Before the lockdown, she was able to earn between Rs 5,000 and Rs 10,000 monthly. But the nationwide lockdown has left her with no option to earn her daily bread.
Disowned by family, Revathi had been working as a housekeeper in Kowdiar for more than four years. However, she hasn't worked ever since the lockdown. "The community I worked at closed their gates to outsiders. I was also sent back," said Revathi, who stays in a rented room in Ambalamukku.
Revathi shared the rent of Rs 5,000 along with two other transgenders who used to work in hotels. However, as hotels and restaurants were closed, they went back to their homes. "It has been four months since I last paid my rent. However, my landlord has been very understanding. I’m willing to work anywhere but my chances are slim," said Revathi.

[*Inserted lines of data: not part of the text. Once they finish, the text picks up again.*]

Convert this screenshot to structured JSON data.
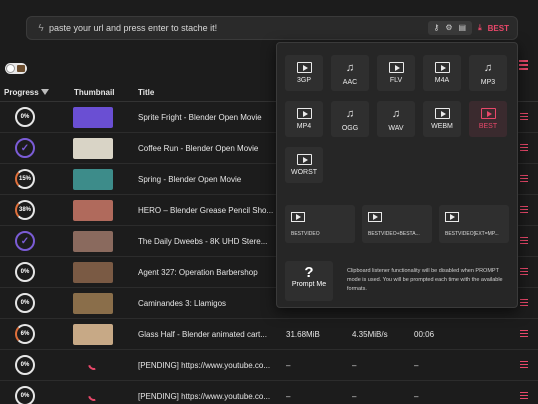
{
  "url_bar": {
    "placeholder": "paste your url and press enter to stache it!",
    "format_badge": "BEST",
    "icons": [
      "bolt-icon",
      "key-icon",
      "gear-icon",
      "clipboard-icon",
      "download-icon"
    ]
  },
  "table": {
    "headers": {
      "progress": "Progress",
      "thumbnail": "Thumbnail",
      "title": "Title"
    },
    "rows": [
      {
        "progress": "0%",
        "state": "pending",
        "title": "Sprite Fright - Blender Open Movie",
        "size": "",
        "speed": "",
        "eta": ""
      },
      {
        "progress": "✓",
        "state": "done",
        "title": "Coffee Run - Blender Open Movie",
        "size": "",
        "speed": "",
        "eta": ""
      },
      {
        "progress": "15%",
        "state": "partial",
        "title": "Spring - Blender Open Movie",
        "size": "",
        "speed": "",
        "eta": ""
      },
      {
        "progress": "38%",
        "state": "partial",
        "title": "HERO – Blender Grease Pencil Sho...",
        "size": "",
        "speed": "",
        "eta": ""
      },
      {
        "progress": "✓",
        "state": "done",
        "title": "The Daily Dweebs - 8K UHD Stere...",
        "size": "",
        "speed": "",
        "eta": ""
      },
      {
        "progress": "0%",
        "state": "pending",
        "title": "Agent 327: Operation Barbershop",
        "size": "",
        "speed": "",
        "eta": ""
      },
      {
        "progress": "0%",
        "state": "pending",
        "title": "Caminandes 3: Llamigos",
        "size": "",
        "speed": "",
        "eta": ""
      },
      {
        "progress": "6%",
        "state": "partial",
        "title": "Glass Half - Blender animated cart...",
        "size": "31.68MiB",
        "speed": "4.35MiB/s",
        "eta": "00:06"
      },
      {
        "progress": "0%",
        "state": "pending",
        "title": "[PENDING] https://www.youtube.co...",
        "size": "–",
        "speed": "–",
        "eta": "–"
      },
      {
        "progress": "0%",
        "state": "pending",
        "title": "[PENDING] https://www.youtube.co...",
        "size": "–",
        "speed": "–",
        "eta": "–"
      }
    ]
  },
  "format_menu": {
    "formats": [
      {
        "label": "3GP",
        "kind": "video"
      },
      {
        "label": "AAC",
        "kind": "audio"
      },
      {
        "label": "FLV",
        "kind": "video"
      },
      {
        "label": "M4A",
        "kind": "video"
      },
      {
        "label": "MP3",
        "kind": "audio"
      },
      {
        "label": "MP4",
        "kind": "video"
      },
      {
        "label": "OGG",
        "kind": "audio"
      },
      {
        "label": "WAV",
        "kind": "audio"
      },
      {
        "label": "WEBM",
        "kind": "video"
      },
      {
        "label": "BEST",
        "kind": "video",
        "active": true
      },
      {
        "label": "WORST",
        "kind": "video"
      }
    ],
    "combos": [
      "BESTVIDEO",
      "BESTVIDEO+BESTA...",
      "BESTVIDEO[EXT=MP..."
    ],
    "prompt_label": "Prompt Me",
    "prompt_glyph": "?",
    "note": "Clipboard listener functionality will be disabled when PROMPT mode is used. You will be prompted each time with the available formats."
  },
  "colors": {
    "accent": "#e8486a",
    "done": "#7b5cd6",
    "partial": "#e0703b"
  }
}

She also added that although food kits were provided in March by the Social Justice Department, it hardly sufficed for a month. Like Revathi, a majority of trans and non-binary individuals are facing a mammoth challenge with depleting food supplies and no savings to pay their rent.
Members of the transgender community who were self-employed are also out of work.Another transwoman, Ananya, an RJ-turned-makeup artist and anchor said her work has been hit hard since March. "I considered 2020 to be a lucky year for me since I had received many bookings for weddings. But with weddings becoming a family affair with limited guests, I booked just one client in the last three months," said Ananya, who lives in Ernakulam.
Many members of the transgender community are surviving with the help of community organisations providing them with food and medicines. Transgender and non-binary persons who have undergone sex reassignment surgery need to take hormone pills regularly – this has become impossible during the lockdown.
"The government is yet to sanction the medicine for 15 days which is usually given to transmen or transwomen after they undergo their sex reassignment surgery. Delay in taking timely medication can lead to more complications," said Ananya.
Alongside the lack of funds, food and treatment, the community is also facing discrimination and trauma, especially in the wake of the pandemic. "Members of the transgender community are facing severe stress and anxiety," said Ananya.
Although Queerhythm, a community-based organisation working for the rights of the gender and sexual minorities, has been helping to sustain their members, they have limitations. Queerythm president Prijith PK said, "We have provided food kits to some members but we don’t have enough funds to sustain them till the pandemic is over."